■ **PROBLEM STATEMENT**
Line by line, return everything in the listing exactly.
------
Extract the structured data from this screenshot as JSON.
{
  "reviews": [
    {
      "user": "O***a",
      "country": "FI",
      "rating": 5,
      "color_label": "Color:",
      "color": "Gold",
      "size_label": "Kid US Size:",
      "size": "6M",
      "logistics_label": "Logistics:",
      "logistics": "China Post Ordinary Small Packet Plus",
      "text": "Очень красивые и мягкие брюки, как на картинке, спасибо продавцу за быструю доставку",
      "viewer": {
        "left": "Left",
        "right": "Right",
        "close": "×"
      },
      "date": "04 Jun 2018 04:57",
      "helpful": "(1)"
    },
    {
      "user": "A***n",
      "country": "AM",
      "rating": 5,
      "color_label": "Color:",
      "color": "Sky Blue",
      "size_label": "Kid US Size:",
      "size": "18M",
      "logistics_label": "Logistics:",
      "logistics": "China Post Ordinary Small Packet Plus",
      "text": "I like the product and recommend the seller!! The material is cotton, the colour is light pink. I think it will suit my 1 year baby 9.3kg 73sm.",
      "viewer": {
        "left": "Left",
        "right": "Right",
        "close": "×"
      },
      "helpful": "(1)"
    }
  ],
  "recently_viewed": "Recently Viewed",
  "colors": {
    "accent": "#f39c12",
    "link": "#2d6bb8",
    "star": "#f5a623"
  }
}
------
■ **ANSWER SPACE**
Extract the structured data from this screenshot as JSON.
{
  "reviews": [
    {
      "user": "O***a",
      "country": "FI",
      "rating": 5,
      "color_label": "Color:",
      "color": "Gold",
      "size_label": "Kid US Size:",
      "size": "6M",
      "logistics_label": "Logistics:",
      "logistics": "China Post Ordinary Small Packet Plus",
      "text": "Очень красивые и мягкие брюки, как на картинке, спасибо продавцу за быструю доставку",
      "viewer": {
        "left": "Left",
        "right": "Right",
        "close": "×"
      },
      "date": "04 Jun 2018 04:57",
      "helpful": "(1)"
    },
    {
      "user": "A***n",
      "country": "AM",
      "rating": 5,
      "color_label": "Color:",
      "color": "Sky Blue",
      "size_label": "Kid US Size:",
      "size": "18M",
      "logistics_label": "Logistics:",
      "logistics": "China Post Ordinary Small Packet Plus",
      "text": "I like the product and recommend the seller!! The material is cotton, the colour is light pink. I think it will suit my 1 year baby 9.3kg 73sm.",
      "viewer": {
        "left": "Left",
        "right": "Right",
        "close": "×"
      },
      "helpful": "(1)"
    }
  ],
  "recently_viewed": "Recently Viewed",
  "colors": {
    "accent": "#f39c12",
    "link": "#2d6bb8",
    "star": "#f5a623"
  }
}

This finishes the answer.